→ **Assignment**: Below is a block of records. Copy every line in it that contains the word "Animals".

——————

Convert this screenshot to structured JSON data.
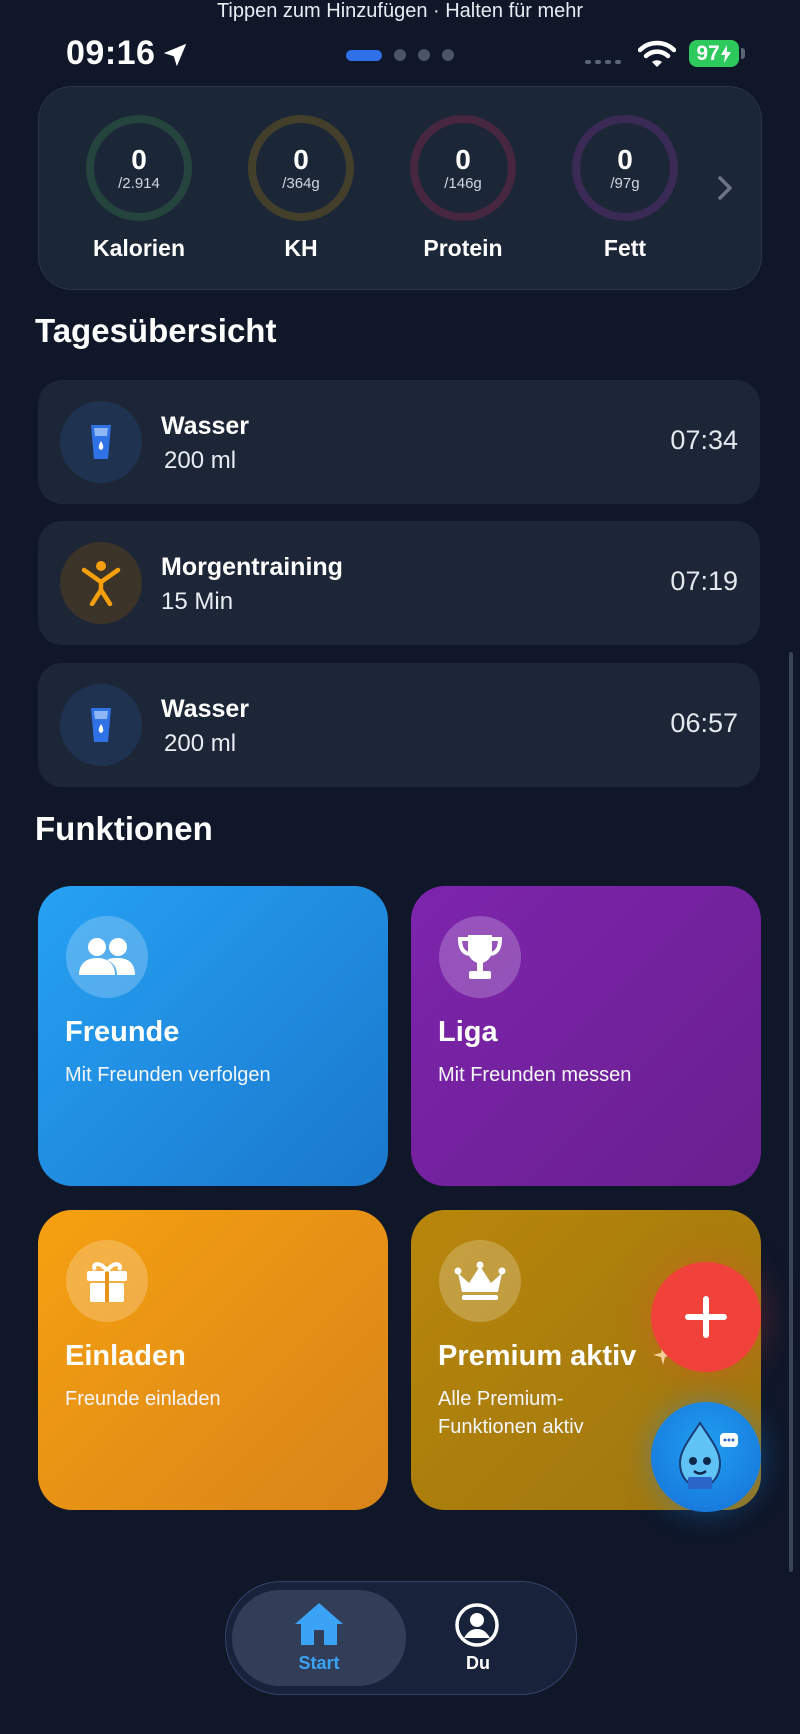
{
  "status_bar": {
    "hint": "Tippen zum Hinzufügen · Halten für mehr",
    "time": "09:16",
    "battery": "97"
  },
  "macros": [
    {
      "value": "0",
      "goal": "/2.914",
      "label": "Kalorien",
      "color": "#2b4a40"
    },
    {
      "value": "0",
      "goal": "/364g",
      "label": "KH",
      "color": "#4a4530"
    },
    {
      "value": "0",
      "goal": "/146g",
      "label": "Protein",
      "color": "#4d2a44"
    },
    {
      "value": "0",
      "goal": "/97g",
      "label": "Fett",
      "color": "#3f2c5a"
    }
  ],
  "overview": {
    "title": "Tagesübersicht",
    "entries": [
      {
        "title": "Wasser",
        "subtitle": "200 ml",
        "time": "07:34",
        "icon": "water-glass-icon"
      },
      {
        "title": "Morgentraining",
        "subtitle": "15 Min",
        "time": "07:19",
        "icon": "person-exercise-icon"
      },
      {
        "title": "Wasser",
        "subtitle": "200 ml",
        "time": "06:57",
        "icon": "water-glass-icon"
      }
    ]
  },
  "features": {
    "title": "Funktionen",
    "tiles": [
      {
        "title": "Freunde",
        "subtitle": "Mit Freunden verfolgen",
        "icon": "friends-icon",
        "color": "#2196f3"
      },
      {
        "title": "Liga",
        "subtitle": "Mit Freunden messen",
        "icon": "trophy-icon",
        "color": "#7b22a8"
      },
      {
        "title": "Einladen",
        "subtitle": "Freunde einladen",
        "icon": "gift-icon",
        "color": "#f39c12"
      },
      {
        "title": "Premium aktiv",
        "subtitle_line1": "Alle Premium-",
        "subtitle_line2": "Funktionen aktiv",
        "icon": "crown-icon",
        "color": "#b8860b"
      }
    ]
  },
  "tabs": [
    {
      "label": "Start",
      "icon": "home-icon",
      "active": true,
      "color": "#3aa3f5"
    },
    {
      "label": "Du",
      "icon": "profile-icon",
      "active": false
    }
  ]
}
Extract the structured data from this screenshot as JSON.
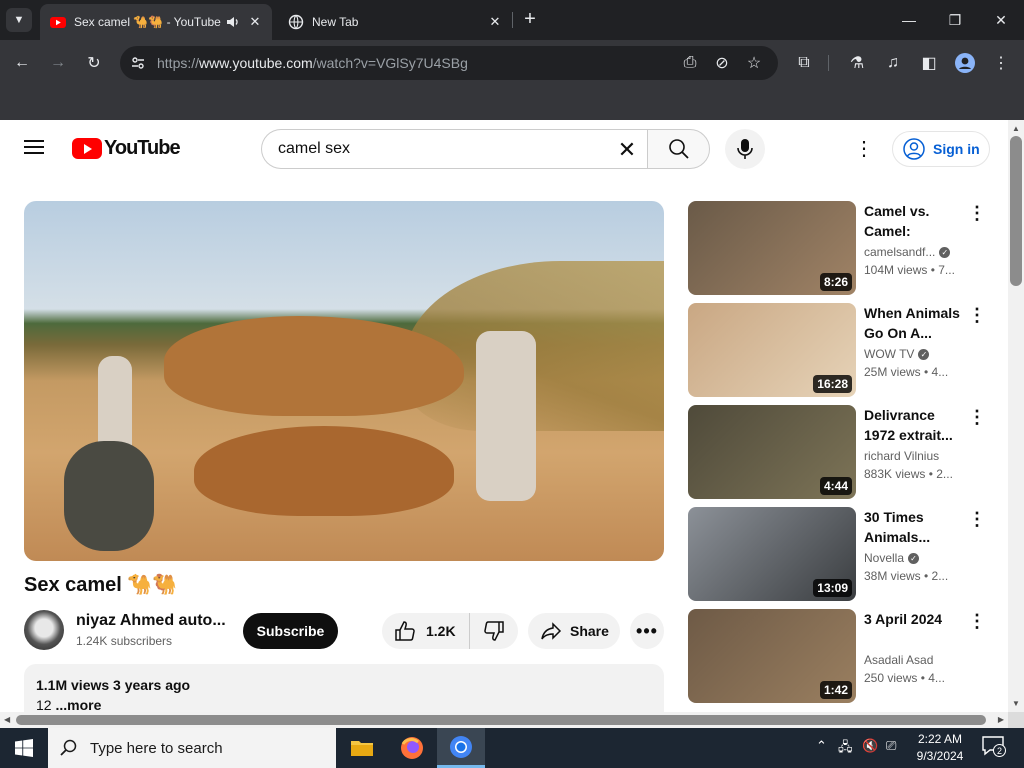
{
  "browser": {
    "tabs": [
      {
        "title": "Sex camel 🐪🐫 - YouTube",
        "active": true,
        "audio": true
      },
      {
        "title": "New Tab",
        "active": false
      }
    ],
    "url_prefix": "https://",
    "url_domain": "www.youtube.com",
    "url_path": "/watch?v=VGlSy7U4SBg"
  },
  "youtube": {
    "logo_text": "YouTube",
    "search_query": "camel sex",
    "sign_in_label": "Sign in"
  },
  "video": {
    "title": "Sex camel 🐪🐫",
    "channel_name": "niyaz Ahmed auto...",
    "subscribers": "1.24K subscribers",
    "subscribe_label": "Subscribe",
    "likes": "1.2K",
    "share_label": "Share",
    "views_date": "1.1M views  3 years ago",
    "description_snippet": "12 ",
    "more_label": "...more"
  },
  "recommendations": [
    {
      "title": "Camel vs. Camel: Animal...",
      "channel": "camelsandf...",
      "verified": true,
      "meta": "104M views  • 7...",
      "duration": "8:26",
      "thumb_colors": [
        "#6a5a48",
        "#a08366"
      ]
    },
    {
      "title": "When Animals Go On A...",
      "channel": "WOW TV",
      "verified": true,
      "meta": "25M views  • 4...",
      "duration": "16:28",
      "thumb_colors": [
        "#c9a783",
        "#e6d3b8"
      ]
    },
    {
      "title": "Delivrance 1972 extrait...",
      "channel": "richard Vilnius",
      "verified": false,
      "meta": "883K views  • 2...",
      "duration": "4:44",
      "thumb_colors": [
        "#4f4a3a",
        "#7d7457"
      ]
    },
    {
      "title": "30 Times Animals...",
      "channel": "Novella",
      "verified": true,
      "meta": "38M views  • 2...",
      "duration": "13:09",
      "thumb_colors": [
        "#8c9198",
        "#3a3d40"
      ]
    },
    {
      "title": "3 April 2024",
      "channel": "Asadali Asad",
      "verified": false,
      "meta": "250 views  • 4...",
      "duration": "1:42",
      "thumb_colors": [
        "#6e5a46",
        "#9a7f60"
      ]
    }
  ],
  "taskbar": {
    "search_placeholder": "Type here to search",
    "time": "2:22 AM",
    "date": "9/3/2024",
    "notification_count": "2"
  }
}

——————

→ **Answer section**:
      "title": "When Animals Go On A...",
      "title": "30 Times Animals...",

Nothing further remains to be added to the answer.